Anonymity has largely thrown responsibility out the window. To be successful in social media, you have to know how to weed through the irresponsibility and focus on the positive or constructive feedback. Remember: Trolls never give their real names.


Social media boils down to intent. What do I mean by intent? You can say intent creates filters on the social media conversation.

If your intent is to hide behind a screenname and let loose, your filter is anonymity. If your intent is to be out there as yourself (recommended), and you wish to be employable (also recommended), you will likely filter out what your inner monologue is saying.

Can you be authentic if you’re holding back? Can you be authentic if you’re being anonymous? Is it possible to attach your name to something and unleash the vitriol? For some, yes to all of those questions. For others, it’s a debate. And I can’t answer that question for you. It’s for you (and your organization) to decide.


Have you seen how many social media “experts,” “ninjas,” and “gurus” there are out there? It’s a stunning number. And for the most part, all of that “authority” people are seeking is total baloney.

I was having dinner a while back with a friend, and we talked about how social media has allowed people to attain certain “false authority.” After all, it’s only 140 characters on Twitter. You can retweet blog post after blog post, learn a few industry hashtags and acronyms, and really come across like you know what you’re talking about. You know, “fake it.”

What happens when we meet you at a conference? A whole lot of “air.”

At the end of the day, it’s important to remember that humans need to assign labels to each other. These labels can vary from trustworthy to genius to fraud to a host of others. These three concepts combine to help form these labels that appeal to our basic human instinct to form herds and survive.

Given these challenges, here are some important questions to ask yourself:

  • How do you measure one’s “authority?” Can you measure it?
  • How do you identify and combat “false authorities?”
  • How do you identify trolls?

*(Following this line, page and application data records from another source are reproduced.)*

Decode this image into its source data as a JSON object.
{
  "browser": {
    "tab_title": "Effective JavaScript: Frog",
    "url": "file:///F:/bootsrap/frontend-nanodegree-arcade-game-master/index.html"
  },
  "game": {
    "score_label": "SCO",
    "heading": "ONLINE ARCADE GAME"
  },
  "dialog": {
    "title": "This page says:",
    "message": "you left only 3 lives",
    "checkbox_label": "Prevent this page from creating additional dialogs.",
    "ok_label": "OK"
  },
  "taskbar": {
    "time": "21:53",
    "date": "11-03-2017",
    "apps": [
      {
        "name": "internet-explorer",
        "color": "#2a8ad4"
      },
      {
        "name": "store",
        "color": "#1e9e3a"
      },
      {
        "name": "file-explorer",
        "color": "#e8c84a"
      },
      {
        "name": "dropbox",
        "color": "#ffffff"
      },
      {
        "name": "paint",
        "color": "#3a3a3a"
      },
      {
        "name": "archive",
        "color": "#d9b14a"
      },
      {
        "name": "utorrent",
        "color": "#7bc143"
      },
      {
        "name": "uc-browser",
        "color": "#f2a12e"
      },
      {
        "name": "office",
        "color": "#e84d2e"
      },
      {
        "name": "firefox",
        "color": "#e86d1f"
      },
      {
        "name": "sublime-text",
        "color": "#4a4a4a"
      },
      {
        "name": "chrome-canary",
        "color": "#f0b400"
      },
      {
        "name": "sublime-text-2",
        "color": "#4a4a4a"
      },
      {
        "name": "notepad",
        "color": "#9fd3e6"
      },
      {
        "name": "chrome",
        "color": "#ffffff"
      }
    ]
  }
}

And how do you decide when and when NOT to respond to feedback?
  • How do you determine authenticity online?